= Work order =
The reply should contain every entry below exactly as written, with no images.

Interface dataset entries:
------------------------------------

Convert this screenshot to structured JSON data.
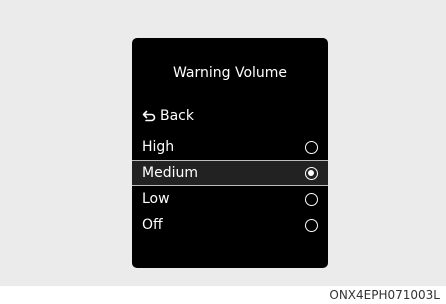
{
  "screen": {
    "title": "Warning Volume",
    "back_label": "Back",
    "options": [
      {
        "label": "High",
        "selected": false
      },
      {
        "label": "Medium",
        "selected": true
      },
      {
        "label": "Low",
        "selected": false
      },
      {
        "label": "Off",
        "selected": false
      }
    ]
  },
  "figure_code": "ONX4EPH071003L"
}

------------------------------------

= Answer space =
Convert this screenshot to structured JSON data.
{
  "screen": {
    "title": "Warning Volume",
    "back_label": "Back",
    "options": [
      {
        "label": "High",
        "selected": false
      },
      {
        "label": "Medium",
        "selected": true
      },
      {
        "label": "Low",
        "selected": false
      },
      {
        "label": "Off",
        "selected": false
      }
    ]
  },
  "figure_code": "ONX4EPH071003L"
}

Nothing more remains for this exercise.